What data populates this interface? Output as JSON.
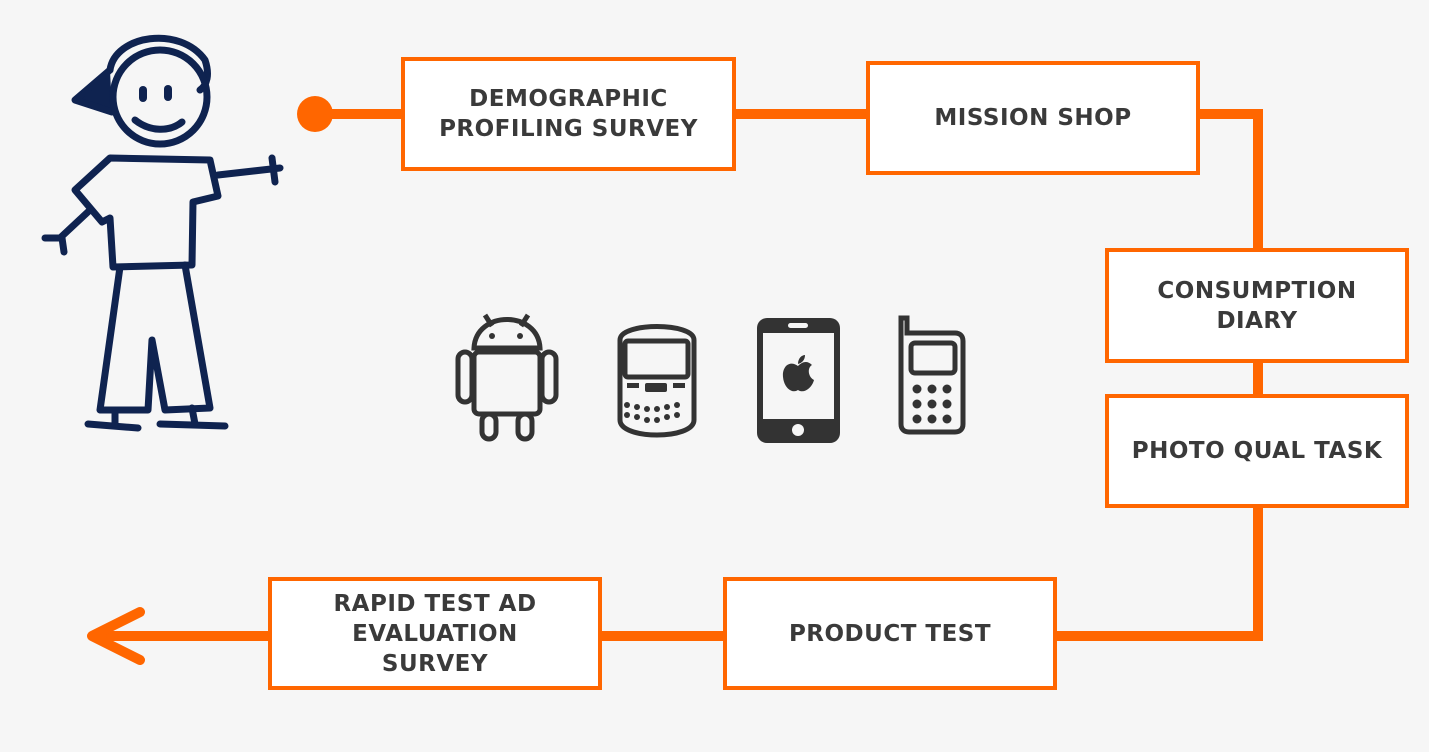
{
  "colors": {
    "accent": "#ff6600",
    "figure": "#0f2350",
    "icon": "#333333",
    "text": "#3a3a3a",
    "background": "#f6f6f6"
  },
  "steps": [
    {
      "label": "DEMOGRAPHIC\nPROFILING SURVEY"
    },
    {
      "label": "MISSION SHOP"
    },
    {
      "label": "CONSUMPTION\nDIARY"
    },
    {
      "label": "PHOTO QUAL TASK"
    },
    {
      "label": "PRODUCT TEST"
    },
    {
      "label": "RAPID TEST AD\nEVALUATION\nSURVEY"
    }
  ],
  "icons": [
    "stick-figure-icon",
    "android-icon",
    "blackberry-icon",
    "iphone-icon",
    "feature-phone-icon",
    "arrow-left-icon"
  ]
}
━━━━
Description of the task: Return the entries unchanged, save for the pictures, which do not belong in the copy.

Reply to the task:
What data populates this interface? Output as JSON.
{
  "colors": {
    "accent": "#ff6600",
    "figure": "#0f2350",
    "icon": "#333333",
    "text": "#3a3a3a",
    "background": "#f6f6f6"
  },
  "steps": [
    {
      "label": "DEMOGRAPHIC\nPROFILING SURVEY"
    },
    {
      "label": "MISSION SHOP"
    },
    {
      "label": "CONSUMPTION\nDIARY"
    },
    {
      "label": "PHOTO QUAL TASK"
    },
    {
      "label": "PRODUCT TEST"
    },
    {
      "label": "RAPID TEST AD\nEVALUATION\nSURVEY"
    }
  ],
  "icons": [
    "stick-figure-icon",
    "android-icon",
    "blackberry-icon",
    "iphone-icon",
    "feature-phone-icon",
    "arrow-left-icon"
  ]
}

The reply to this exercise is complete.